Make sure that you are eating correctly the day before your marathon. You should be eating 75% carbs during your meals – but don’t totally pig out. Many runners think that since they are carbo-loading they can just eat and eat and eat. This can cause discomfort during your race. Just eat the amounts of food that you usually eat – but make sure that they are predominately carbs.
Also, don’t try any foods that you have not eaten before. You may be out of town at a race and want to try new things. The day before the race is not the time to do that. Eat foods that you know agree with you. Save the experimenting with local cuisine for the night after your race.
Make sure that you are drinking plenty of water the day before your marathon. I generally keep a water bottle with me and drink from it all during the day. Your urine should be clear or very pale. If it’s not – you need to be drinking more.
It’s alright to do a short and easy run to stay loose. Don’t so anything speedy or strenuous. Many runners like to do a mile or two to simply relax. Or, you can go for a nice easy walk.
Try to rest as much as you can. Many larger races have a race expo where you pick up your race packet. It’s tempting to spend a lot of time there walking around and looking at everything. Just don’t tire yourself out and be sure that you are wearing comfortable shoes.
The night before a marathon, make sure that you have everything that you need ready to go. I always have laid out what I plan on wearing with my racing bib already attached to it. If it’s a race that uses timing chips – make sure that it’s properly attached to your shoes. Also, have any energy gels or anything that you plan on carrying in the race ready to go. Having everything ready the night before will help you to rest better and not be scurrying around the morning of the race.
Also, go through the race packet. Look for any pre-race instructions. There should be information in there that will be useful to you. For instance, parking instructions, shuttle information, water stops, etc. are things that you should be aware of. Also, they may have designated areas where you can plan on meeting up with your family afterwards.
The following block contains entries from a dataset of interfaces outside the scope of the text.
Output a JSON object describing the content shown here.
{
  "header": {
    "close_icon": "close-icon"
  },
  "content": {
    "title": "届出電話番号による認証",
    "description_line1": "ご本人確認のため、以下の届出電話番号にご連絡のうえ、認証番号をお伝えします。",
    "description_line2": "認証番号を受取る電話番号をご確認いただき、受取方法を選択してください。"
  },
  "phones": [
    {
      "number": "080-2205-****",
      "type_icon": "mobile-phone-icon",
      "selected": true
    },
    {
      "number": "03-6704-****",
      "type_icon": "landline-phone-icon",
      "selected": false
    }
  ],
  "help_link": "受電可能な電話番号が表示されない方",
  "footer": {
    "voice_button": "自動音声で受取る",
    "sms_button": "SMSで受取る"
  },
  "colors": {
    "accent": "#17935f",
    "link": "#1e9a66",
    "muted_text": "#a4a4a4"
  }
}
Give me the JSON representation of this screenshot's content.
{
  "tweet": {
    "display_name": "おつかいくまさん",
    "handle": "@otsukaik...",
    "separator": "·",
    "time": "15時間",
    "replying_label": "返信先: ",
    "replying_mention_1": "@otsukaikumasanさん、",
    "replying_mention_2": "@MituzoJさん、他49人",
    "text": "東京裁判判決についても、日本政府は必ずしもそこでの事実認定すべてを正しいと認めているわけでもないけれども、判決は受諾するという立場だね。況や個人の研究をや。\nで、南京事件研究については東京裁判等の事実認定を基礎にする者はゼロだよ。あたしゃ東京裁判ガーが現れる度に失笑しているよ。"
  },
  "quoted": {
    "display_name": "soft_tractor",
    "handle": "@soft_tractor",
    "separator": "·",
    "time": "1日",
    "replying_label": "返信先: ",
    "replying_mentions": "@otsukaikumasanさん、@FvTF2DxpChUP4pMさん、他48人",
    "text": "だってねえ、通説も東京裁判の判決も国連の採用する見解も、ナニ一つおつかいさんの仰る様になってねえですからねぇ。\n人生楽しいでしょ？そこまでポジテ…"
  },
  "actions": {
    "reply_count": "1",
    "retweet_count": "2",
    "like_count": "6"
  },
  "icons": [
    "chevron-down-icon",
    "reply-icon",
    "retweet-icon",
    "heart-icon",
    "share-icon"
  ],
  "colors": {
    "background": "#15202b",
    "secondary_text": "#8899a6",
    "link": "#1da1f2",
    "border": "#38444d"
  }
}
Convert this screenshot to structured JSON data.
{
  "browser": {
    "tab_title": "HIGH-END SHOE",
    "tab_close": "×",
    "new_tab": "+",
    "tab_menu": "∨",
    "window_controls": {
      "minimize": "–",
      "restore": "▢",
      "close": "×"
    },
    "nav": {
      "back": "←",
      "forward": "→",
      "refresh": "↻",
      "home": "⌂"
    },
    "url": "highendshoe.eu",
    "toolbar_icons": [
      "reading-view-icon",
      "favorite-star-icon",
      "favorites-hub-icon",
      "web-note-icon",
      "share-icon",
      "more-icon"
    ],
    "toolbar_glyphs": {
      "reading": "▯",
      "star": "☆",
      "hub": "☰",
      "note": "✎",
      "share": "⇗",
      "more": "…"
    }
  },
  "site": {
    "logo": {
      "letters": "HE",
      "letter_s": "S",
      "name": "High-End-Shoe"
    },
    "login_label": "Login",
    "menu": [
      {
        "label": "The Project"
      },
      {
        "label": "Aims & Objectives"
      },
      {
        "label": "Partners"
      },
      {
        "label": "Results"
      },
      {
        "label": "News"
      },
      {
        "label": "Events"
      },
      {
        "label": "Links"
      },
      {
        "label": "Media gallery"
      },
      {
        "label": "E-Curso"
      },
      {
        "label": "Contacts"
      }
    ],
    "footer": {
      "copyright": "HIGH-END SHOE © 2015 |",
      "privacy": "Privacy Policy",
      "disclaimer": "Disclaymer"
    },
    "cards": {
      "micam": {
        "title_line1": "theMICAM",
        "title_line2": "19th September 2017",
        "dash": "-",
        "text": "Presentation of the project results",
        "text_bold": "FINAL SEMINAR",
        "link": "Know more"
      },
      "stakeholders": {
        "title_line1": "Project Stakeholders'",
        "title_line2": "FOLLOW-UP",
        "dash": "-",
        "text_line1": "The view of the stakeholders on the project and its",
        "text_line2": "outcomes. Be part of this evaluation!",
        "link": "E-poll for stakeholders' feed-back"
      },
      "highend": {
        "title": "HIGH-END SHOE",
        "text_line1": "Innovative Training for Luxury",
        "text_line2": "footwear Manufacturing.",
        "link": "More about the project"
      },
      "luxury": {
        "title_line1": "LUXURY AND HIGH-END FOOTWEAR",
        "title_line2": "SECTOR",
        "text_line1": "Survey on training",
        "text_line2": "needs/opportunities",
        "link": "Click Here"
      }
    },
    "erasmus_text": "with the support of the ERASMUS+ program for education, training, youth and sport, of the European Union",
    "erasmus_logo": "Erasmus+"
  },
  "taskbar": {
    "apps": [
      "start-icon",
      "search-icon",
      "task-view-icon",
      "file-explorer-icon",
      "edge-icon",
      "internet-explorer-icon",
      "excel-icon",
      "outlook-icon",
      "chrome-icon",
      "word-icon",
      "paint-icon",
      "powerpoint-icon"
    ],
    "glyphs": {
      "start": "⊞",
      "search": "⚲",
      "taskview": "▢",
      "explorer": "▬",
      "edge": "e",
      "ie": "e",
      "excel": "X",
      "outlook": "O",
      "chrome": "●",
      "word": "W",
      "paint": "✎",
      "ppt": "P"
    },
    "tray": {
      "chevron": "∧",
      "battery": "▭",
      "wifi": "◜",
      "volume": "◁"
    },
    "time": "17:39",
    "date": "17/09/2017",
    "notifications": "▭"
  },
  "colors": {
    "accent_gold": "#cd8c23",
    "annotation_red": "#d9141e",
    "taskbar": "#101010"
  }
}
The morning of the race, try to plan on arriving about an hour before the race starts. This will give you plenty of time to stretch out and make those port-a-potty stops. If it’s a larger race, those lines can get pretty long. There are many large races where I make my first “stop” come out of the potty and then get right back in line. That way I know that I won’t be stuck in line when the gun goes off – or not be totally “relieved” when the race starts.